[Exercise description] From the material below, list every line containing "number".

[Records shown]
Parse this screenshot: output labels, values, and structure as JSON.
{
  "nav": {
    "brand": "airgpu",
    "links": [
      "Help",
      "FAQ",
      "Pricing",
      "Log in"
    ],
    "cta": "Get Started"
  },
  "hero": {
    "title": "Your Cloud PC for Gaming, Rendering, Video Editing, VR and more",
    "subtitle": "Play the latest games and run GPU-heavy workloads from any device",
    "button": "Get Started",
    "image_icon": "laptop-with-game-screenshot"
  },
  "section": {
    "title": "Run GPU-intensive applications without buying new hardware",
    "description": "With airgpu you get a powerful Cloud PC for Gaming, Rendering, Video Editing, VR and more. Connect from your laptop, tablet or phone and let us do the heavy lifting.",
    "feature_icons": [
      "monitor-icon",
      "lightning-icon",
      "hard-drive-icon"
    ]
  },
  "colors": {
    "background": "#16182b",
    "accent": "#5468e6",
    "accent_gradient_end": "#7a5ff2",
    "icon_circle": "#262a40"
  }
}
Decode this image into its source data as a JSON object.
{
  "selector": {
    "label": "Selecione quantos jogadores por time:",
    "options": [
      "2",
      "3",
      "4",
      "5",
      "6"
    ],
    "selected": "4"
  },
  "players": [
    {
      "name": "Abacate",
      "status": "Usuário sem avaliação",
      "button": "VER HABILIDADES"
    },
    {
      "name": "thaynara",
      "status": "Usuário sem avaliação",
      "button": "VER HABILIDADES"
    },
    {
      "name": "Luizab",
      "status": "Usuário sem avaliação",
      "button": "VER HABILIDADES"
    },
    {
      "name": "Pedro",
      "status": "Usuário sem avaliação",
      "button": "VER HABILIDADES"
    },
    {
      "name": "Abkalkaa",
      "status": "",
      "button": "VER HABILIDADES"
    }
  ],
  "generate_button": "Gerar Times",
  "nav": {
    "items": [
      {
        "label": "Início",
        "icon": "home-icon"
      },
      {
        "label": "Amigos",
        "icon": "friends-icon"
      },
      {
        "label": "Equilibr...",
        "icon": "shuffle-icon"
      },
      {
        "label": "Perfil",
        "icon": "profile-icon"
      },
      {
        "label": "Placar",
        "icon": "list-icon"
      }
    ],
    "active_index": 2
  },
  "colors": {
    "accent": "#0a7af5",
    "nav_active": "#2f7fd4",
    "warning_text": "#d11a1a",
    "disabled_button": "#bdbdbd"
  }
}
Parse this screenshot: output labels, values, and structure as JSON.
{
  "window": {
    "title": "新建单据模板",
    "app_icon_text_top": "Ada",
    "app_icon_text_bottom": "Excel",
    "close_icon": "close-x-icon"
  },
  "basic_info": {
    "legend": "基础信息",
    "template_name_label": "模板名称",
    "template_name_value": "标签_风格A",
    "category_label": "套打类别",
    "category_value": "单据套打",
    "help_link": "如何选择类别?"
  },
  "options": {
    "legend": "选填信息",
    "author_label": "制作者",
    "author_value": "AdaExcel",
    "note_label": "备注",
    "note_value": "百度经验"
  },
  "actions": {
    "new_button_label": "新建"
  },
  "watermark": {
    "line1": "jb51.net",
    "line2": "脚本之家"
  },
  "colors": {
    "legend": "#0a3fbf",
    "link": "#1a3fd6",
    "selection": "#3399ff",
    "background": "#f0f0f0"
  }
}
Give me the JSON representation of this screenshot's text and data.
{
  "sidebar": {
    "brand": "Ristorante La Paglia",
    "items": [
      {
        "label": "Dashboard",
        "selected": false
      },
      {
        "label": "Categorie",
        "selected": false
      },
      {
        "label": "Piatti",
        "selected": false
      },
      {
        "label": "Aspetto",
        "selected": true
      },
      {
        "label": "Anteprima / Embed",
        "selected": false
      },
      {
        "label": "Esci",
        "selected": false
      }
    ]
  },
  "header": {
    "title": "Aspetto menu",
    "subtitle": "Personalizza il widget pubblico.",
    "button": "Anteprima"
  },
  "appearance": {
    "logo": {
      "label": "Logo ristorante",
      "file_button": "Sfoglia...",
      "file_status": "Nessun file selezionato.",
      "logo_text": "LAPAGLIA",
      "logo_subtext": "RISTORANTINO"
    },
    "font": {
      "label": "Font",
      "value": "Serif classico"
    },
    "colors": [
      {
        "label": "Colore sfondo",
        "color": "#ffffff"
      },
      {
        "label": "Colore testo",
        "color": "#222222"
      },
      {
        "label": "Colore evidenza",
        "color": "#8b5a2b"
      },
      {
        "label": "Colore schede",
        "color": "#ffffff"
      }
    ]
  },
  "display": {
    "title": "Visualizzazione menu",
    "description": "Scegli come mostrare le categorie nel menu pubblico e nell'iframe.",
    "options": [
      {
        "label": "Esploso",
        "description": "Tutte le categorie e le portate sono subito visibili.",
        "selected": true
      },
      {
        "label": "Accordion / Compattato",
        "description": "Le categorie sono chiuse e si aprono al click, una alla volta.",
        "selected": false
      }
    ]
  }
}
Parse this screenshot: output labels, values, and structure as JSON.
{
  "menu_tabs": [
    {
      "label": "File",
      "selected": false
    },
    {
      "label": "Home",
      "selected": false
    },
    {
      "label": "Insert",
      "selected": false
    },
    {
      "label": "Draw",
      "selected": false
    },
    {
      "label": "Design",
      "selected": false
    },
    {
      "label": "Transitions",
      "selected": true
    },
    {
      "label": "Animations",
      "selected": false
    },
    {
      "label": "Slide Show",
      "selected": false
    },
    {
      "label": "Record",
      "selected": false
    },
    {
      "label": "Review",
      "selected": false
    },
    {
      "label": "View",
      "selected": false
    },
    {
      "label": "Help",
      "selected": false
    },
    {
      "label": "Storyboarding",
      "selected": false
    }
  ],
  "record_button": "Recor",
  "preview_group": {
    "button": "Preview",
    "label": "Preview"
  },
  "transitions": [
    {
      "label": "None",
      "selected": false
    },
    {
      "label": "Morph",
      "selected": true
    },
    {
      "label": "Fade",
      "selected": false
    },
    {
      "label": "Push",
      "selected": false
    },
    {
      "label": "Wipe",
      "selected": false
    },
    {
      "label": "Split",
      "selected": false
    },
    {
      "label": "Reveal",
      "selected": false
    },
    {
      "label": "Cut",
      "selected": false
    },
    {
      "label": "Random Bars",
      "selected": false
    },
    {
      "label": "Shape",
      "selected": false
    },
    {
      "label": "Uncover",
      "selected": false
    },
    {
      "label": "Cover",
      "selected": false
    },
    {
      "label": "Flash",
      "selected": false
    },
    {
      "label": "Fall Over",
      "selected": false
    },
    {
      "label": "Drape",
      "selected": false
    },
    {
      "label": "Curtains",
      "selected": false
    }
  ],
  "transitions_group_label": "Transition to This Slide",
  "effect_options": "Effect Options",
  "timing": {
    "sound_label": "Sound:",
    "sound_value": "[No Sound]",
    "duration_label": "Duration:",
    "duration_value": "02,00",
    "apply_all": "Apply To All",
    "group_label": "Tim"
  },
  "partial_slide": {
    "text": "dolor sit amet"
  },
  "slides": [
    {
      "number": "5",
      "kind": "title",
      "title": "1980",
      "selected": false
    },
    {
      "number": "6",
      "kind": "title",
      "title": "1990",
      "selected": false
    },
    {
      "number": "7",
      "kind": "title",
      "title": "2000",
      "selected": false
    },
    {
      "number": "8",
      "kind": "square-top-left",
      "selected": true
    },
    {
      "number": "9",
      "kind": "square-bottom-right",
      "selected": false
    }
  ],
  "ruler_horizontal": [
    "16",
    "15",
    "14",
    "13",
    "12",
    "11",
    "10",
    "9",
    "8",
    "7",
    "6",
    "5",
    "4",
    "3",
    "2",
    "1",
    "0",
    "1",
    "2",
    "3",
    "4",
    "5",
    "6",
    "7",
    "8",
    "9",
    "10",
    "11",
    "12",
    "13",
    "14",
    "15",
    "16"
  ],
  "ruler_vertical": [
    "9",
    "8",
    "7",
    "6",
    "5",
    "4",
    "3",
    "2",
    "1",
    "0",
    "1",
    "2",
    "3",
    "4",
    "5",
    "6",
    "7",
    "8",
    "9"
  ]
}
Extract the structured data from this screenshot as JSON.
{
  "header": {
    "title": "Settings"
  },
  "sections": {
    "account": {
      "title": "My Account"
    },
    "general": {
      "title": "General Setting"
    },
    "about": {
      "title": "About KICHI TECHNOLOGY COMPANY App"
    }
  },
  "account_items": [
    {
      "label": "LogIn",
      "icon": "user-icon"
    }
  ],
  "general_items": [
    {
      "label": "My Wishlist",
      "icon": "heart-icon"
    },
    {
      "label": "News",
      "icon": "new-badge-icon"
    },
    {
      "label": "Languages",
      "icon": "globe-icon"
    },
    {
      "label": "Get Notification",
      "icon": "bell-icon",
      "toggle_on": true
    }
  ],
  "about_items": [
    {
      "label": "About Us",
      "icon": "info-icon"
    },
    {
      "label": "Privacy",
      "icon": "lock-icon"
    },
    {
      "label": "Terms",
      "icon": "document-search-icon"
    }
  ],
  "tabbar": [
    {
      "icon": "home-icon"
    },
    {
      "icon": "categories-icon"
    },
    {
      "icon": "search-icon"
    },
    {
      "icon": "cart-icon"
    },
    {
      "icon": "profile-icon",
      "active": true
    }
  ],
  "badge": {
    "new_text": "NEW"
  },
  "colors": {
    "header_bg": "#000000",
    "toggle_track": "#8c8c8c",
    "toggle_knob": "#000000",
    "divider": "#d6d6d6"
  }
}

[Answer section]
      "number": "5",
      "number": "6",
      "number": "7",
      "number": "8",
      "number": "9",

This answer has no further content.